pre-Christian


Also found in: Wikipedia.

pre-Chris·tian

(prē-krĭs′chən)
adj.
1. Of, relating to, or being the time before the beginning of the Christian era.
2. Of, relating to, or being the time in the history of a people or region before its conversion to Christianity or the beginning of Christian influence on it.

pre-Christian

adj
(Historical Terms) of or referring to the period of history prior to the establishment of Christianity

pre-Chris•tian

(priˈkrɪs tʃən)

adj.
of, pertaining to, or belonging to a time or period before the Christian Era.
[1820–30]
ThesaurusAntonymsRelated WordsSynonymsLegend:
Adj.1.pre-Christian - of or relating to or being the time before the beginning of the Christian era
Translations

pre-Christian

[priːˈkrɪstʃən] ADJprecristiano

pre-Christian

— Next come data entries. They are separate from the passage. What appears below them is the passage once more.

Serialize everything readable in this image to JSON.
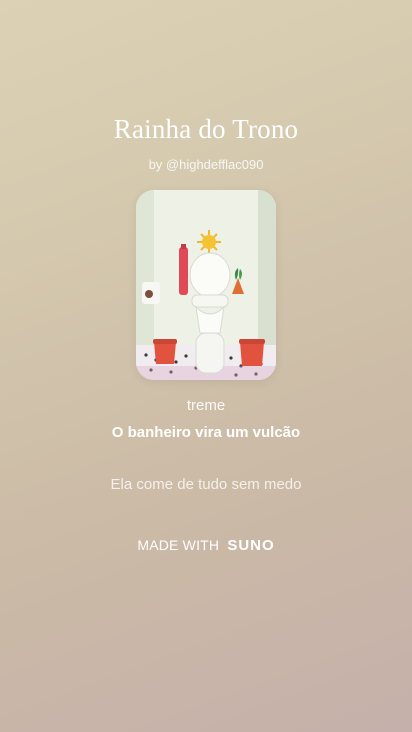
{
  "song": {
    "title": "Rainha do Trono",
    "byline": "by @highdefflac090"
  },
  "lyrics": {
    "previous": "treme",
    "current": "O banheiro vira um vulcão",
    "next": "Ela come de tudo sem medo"
  },
  "footer": {
    "made_with": "MADE WITH",
    "brand": "SUNO"
  },
  "colors": {
    "background_top": "#ddd1b5",
    "background_bottom": "#c6b0ab",
    "text": "#ffffff"
  }
}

References in periodicals archive ?
amp;nbsp;The Easter bunny has its origins in pre-Christian fertility lore and serves as symbols of abundant new life in the spring season.
They explore three distinct areas--the Celtic world of Ireland and Wales, the Norse world, and the world of Anglo-Saxon England--in which a pre-Christian past lived on in the literature after the adoption of Christianity.
In that process, religion became a tangible product that served as a gift bestowed by leaders to their followers in parallel symmetry to the gift exchanges of pre-Christian pagan society as a way of securing and maintaining loyalty.
In pre-Christian Egypt , wicked En Sabah Nur (Oscar Isaac) is buried in a collapsed pyramid.
6(SUNA)- A Specialized Mission affiliated to Department of Archaeology of Faculty of Arts in Khartoum University, has explored important archaeological discoveries of mass grave dated back to pre-Christian era and a castle at Al-Khandaq area, Al-Golid Locality, Northern State.
Many years after college, I came across stories of ancient pre-Christian beliefs in dying and resurrecting gods whose lives paralleled in almost every detail the life of Jesus Christ.
Drawing on Heidegger's ideas about Being, Van Heekeren argues that these stories collectively constitute a 'container' of Vula'a identity, while also serving as the basis of a local project to preserve pre-Christian Vula'a traditions, language, and practice.
The stakes rise when another nun is slain, and then another, in ways that suggest a continuing series of sacrifices to the pre-Christian gods of Ireland.
Pagan Magic of the Northern Tradition: Customs, Rites, and Ceremonies discusses magic in pre-Christian societies of Northern Europe, and how people believed in magic because it not only seemed to explain how the world worked, but it was part of their daily lives.
For instance, King Lear takes place in a pre-Christian Britain.
Others may look it up and learn that a demiurge, in some pre-Christian cosmologies, was a kind of subordinate divinity Context is crucial, and the philosophers who speculated about demiurges were the heirs of polytheists.
We therefore expected pre-Christian elements to survive in Baltic folklore for much longer than in Dutch folklore.